Title: Effects of Defoliating Insect Resistance QTLs and a crylAc Transgene in Soybean Near-Isogenic Lines Authors
|Zhu, Shuquan -|
|Boerma, H -|
|All, John -|
|Parrott, Wayne -|
Submitted to: Theoretical and Applied Genetics
Publication Type: Peer Reviewed Journal
Publication Acceptance Date: November 21, 2007
Publication Date: December 7, 2007
Citation: Zhu, S., Walker, D.R., Boerma, H.R., All, J.N., Parrott, W.A. 2007. Effects of Defoliating Insect Resistance QTLs and a crylAc Transgene in Soybean Near-Isogenic Lines. Theoretical and Applied Genetics. 16:455-463. Interpretive Summary: Bacillus thuringiensis (Bt) transgenes such as cry1Ac that are genetically engineered into plants to provide high levels of resistance to certain insect pests, but precautions are needed to prevent pests from quickly overcoming this resistance. Native insect resistance was identified in three Japanese plant introductions (PIs) almost 40 years ago, but efforts to transfer this resistance to high-yielding cultivars have been only moderately successful. Three quantitative trait loci (QTLs) with genes conditioning insect resistance in PI 229358 have been genetically mapped and tagged with DNA markers which were used to transfer the resistance genes into the soybean cultivar Benning. Two of these QTLs reduced feeding damage and/or the larval weights of two major soybean pests, corn earworm and soybean looper. The third QTL did not confer resistance directly, but was found to enhance resistance through interaction with genes at the other two loci.
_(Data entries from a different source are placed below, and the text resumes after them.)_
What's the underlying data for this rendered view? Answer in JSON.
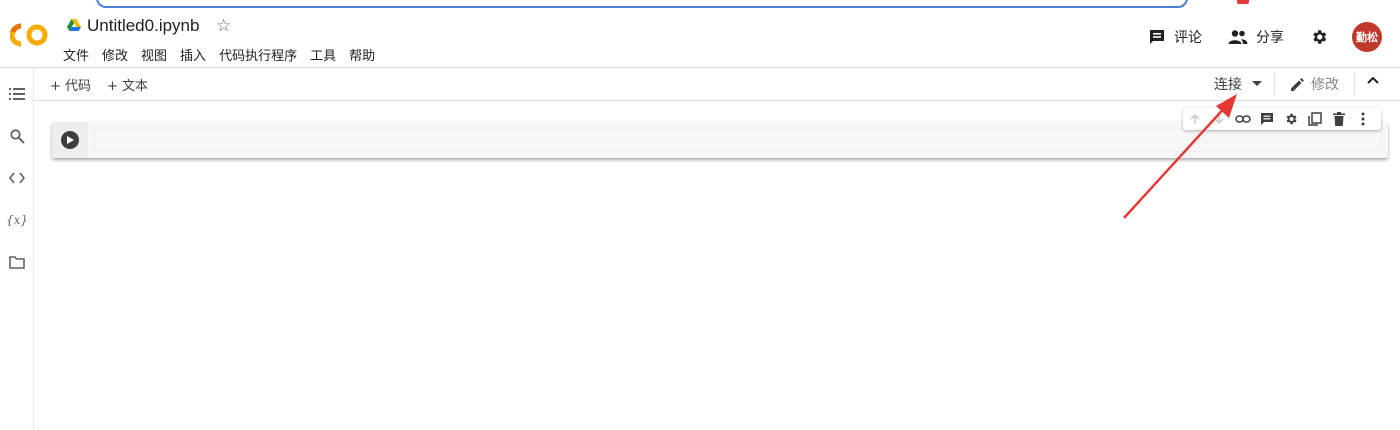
{
  "header": {
    "title": "Untitled0.ipynb",
    "star_glyph": "☆",
    "menu": [
      "文件",
      "修改",
      "视图",
      "插入",
      "代码执行程序",
      "工具",
      "帮助"
    ],
    "comment_label": "评论",
    "share_label": "分享",
    "avatar_text": "勤松"
  },
  "toolbar": {
    "add_code_label": "+ 代码",
    "add_text_label": "+ 文本",
    "connect_label": "连接",
    "edit_label": "修改"
  },
  "colors": {
    "accent_orange": "#f9ab00",
    "avatar_bg": "#c0392b",
    "arrow": "#e53935"
  },
  "rail_icons": [
    "toc-icon",
    "search-icon",
    "code-snippets-icon",
    "variables-icon",
    "folder-icon"
  ],
  "variables_glyph": "{x}",
  "cell_toolbar_icons": [
    "move-up-icon",
    "move-down-icon",
    "link-icon",
    "comment-icon",
    "settings-icon",
    "mirror-cell-icon",
    "delete-icon",
    "more-icon"
  ]
}
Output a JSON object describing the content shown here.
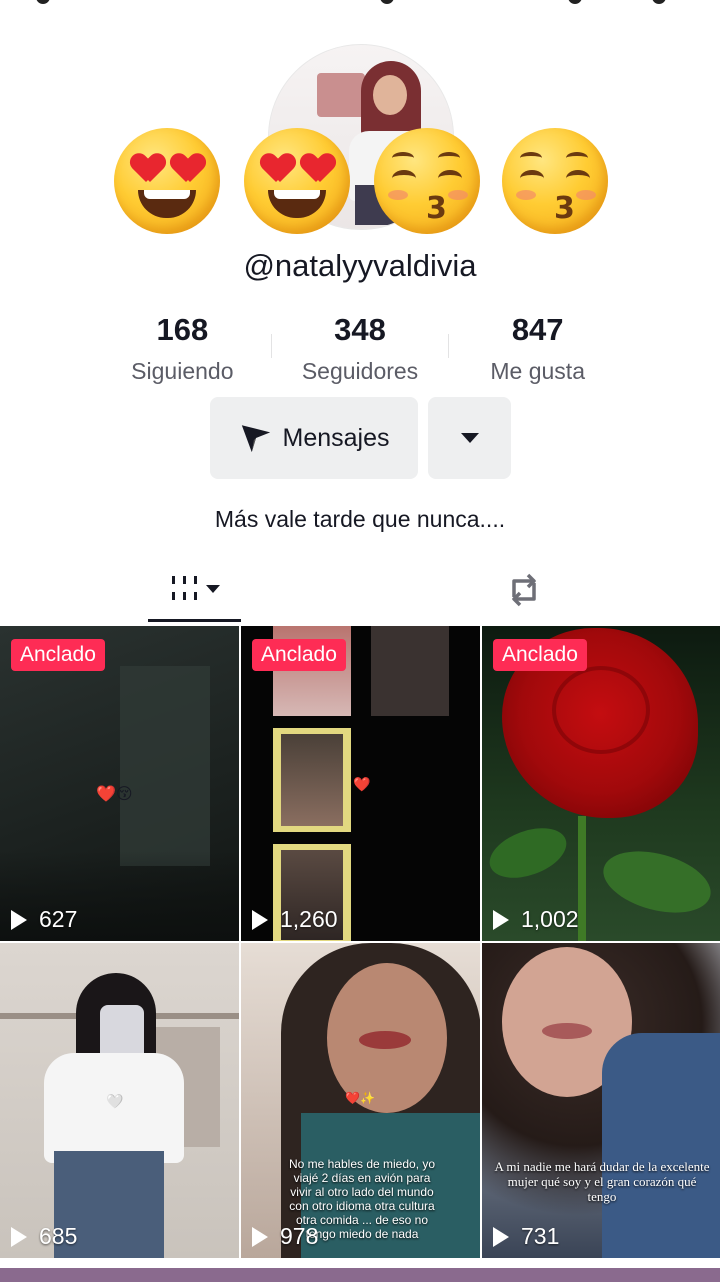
{
  "profile": {
    "username": "@natalyyvaldivia",
    "emojis": [
      "heart-eyes",
      "heart-eyes",
      "kissing",
      "kissing"
    ],
    "bio": "Más vale tarde que nunca....",
    "stats": [
      {
        "value": "168",
        "label": "Siguiendo"
      },
      {
        "value": "348",
        "label": "Seguidores"
      },
      {
        "value": "847",
        "label": "Me gusta"
      }
    ]
  },
  "actions": {
    "message_label": "Mensajes",
    "more_icon": "chevron-down-icon"
  },
  "tabs": {
    "videos_icon": "grid-icon",
    "reposts_icon": "repost-icon"
  },
  "colors": {
    "accent": "#fe2c55",
    "button_bg": "#eeeff0",
    "text": "#161823",
    "secondary_text": "#5b5c66"
  },
  "videos": [
    {
      "pinned_label": "Anclado",
      "views": "627"
    },
    {
      "pinned_label": "Anclado",
      "views": "1,260"
    },
    {
      "pinned_label": "Anclado",
      "views": "1,002"
    },
    {
      "pinned_label": "",
      "views": "685"
    },
    {
      "pinned_label": "",
      "views": "978",
      "caption": "No me hables de miedo, yo viajé 2 días en avión para vivir al otro lado del mundo con otro idioma otra cultura otra comida ... de eso no tengo miedo de nada"
    },
    {
      "pinned_label": "",
      "views": "731",
      "caption": "A mi nadie me hará dudar de la excelente mujer qué soy y el gran corazón qué tengo"
    }
  ]
}
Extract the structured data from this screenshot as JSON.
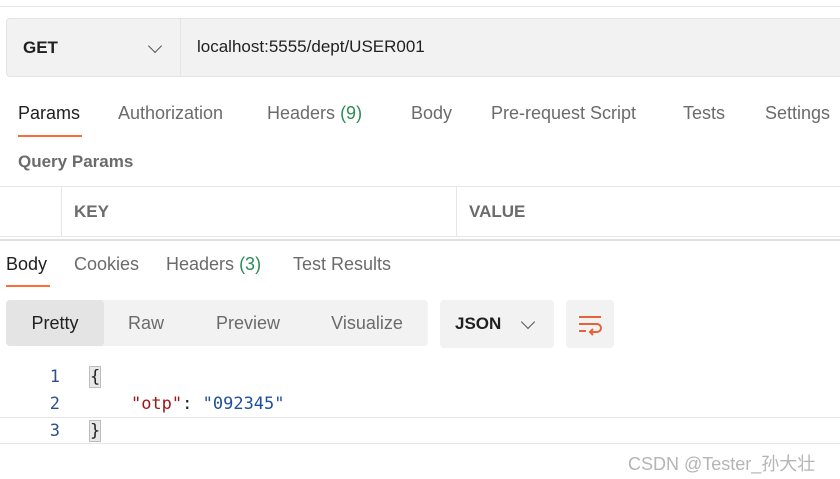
{
  "request": {
    "method": "GET",
    "url": "localhost:5555/dept/USER001"
  },
  "request_tabs": [
    {
      "label": "Params",
      "count": ""
    },
    {
      "label": "Authorization",
      "count": ""
    },
    {
      "label": "Headers",
      "count": "(9)"
    },
    {
      "label": "Body",
      "count": ""
    },
    {
      "label": "Pre-request Script",
      "count": ""
    },
    {
      "label": "Tests",
      "count": ""
    },
    {
      "label": "Settings",
      "count": ""
    }
  ],
  "query_params": {
    "title": "Query Params",
    "columns": [
      "KEY",
      "VALUE"
    ]
  },
  "response_tabs": [
    {
      "label": "Body",
      "count": ""
    },
    {
      "label": "Cookies",
      "count": ""
    },
    {
      "label": "Headers",
      "count": "(3)"
    },
    {
      "label": "Test Results",
      "count": ""
    }
  ],
  "view_modes": [
    "Pretty",
    "Raw",
    "Preview",
    "Visualize"
  ],
  "format": "JSON",
  "code": {
    "line_numbers": [
      "1",
      "2",
      "3"
    ],
    "open_brace": "{",
    "key": "\"otp\"",
    "colon": ": ",
    "value": "\"092345\"",
    "close_brace": "}"
  },
  "watermark": "CSDN @Tester_孙大壮",
  "colors": {
    "accent": "#ff6c37",
    "count_green": "#2e8b57",
    "json_key": "#a31515",
    "json_value": "#1f4fa0"
  }
}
These results support findings from earlier experiments indicating that combining one or more of the QTLs in the same genetic background as a cry1Ac transgene may prolong the effectiveness of the Bt gene against insect pests. This information will be useful to plant breeders, entomologists, and other scientists interested in host plant resistance to insects.
Technical Abstract: Additional sources of resistance would be desirable to manage defoliating insect resistance to crystal proteins coded by transgenes from Bacillus thuringiensis (Bt) and to sustain the deployment of Bt crops. The objective of this study was to evaluate the effects and interactions of three soybean (Glycine max [L.] Merr.) insect resistance quantitative trait loci (QTLs; QTL-M, QTL-H, and QTL-G) originating from the Japanese PI 229358, and a Bt cry1Ac gene in a ‘Benning’ genetic background. A set of 16 BC6F2-derived near isogenic lines (NILs) was developed using marker-assisted backcrosses and evaluated against soybean looper (SBL, Pseudoplusia includens [Walker]) and corn earworm (CEW, Helicoverpa zea [Boddie]) in field cage, greenhouse, and detached leaf assays. Both Bt and QTL-M had a significant effect on reducing defoliation by both SBL and CEW and larval weight of CEW in the Benning genetic background. The antibiosis QTL-G had a significant effect on reducing CEW larval weight, and also a significant effect on reducing defoliation by SBL and CEW in some assays. The antixenosis QTL-H had no main effect, but it appeared to function through interaction with QTL-M and QTL-G. Adding QTL-H and QTL-G further enhanced the resistance of the Bt and QTL-M combination towards CEW in the field cage assay. These results should help guide the development of strategies for effective management of insect pests and for sustainable deployment of Bt genes.